» **Problem statement**
Only lines holding the word "icon" are wanted from the records; copy all of them.

» **Available data**

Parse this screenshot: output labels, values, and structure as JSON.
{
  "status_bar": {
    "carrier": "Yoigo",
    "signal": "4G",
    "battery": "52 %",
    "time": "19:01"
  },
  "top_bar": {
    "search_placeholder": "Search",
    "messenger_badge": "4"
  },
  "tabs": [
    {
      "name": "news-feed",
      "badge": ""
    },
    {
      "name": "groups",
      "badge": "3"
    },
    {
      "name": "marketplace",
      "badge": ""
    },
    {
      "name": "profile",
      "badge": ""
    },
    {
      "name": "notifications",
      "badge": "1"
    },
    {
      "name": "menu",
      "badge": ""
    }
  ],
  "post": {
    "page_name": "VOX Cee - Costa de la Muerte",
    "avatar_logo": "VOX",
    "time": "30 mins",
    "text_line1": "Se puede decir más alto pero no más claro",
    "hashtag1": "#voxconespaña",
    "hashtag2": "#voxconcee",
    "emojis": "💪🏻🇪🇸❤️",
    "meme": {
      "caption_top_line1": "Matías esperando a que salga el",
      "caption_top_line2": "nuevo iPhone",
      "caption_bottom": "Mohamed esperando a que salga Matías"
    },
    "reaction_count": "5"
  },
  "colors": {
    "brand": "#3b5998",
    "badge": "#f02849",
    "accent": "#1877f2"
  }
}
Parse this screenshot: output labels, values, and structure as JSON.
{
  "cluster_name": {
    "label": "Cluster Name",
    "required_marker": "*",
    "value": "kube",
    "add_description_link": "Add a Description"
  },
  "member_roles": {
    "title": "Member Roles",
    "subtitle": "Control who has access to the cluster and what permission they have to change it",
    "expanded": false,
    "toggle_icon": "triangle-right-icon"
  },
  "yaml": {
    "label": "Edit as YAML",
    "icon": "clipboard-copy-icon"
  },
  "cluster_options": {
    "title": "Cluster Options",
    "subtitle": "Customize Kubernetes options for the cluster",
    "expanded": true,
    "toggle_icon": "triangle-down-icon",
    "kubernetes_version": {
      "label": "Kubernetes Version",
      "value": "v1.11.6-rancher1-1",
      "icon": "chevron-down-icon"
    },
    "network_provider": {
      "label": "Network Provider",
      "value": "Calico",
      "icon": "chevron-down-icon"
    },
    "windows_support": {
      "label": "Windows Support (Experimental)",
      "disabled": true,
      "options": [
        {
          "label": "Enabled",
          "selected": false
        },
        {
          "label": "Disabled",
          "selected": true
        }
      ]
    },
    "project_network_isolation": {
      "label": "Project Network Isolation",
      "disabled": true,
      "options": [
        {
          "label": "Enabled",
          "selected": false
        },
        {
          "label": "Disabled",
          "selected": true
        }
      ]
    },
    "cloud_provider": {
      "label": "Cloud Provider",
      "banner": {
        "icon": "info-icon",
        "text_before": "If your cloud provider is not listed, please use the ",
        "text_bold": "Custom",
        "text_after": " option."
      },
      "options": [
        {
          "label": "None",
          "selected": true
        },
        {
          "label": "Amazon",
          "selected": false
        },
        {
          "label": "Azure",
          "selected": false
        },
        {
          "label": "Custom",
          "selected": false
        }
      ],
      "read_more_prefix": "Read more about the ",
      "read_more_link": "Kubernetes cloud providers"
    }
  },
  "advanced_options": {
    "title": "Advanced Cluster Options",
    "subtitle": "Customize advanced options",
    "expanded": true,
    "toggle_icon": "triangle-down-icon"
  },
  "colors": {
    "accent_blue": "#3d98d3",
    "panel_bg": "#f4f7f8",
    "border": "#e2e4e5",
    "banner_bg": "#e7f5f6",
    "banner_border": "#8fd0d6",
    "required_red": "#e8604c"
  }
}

» **Answer below**
    "toggle_icon": "triangle-right-icon"
    "icon": "clipboard-copy-icon"
    "toggle_icon": "triangle-down-icon",
      "icon": "chevron-down-icon"
      "icon": "chevron-down-icon"
        "icon": "info-icon",
    "toggle_icon": "triangle-down-icon"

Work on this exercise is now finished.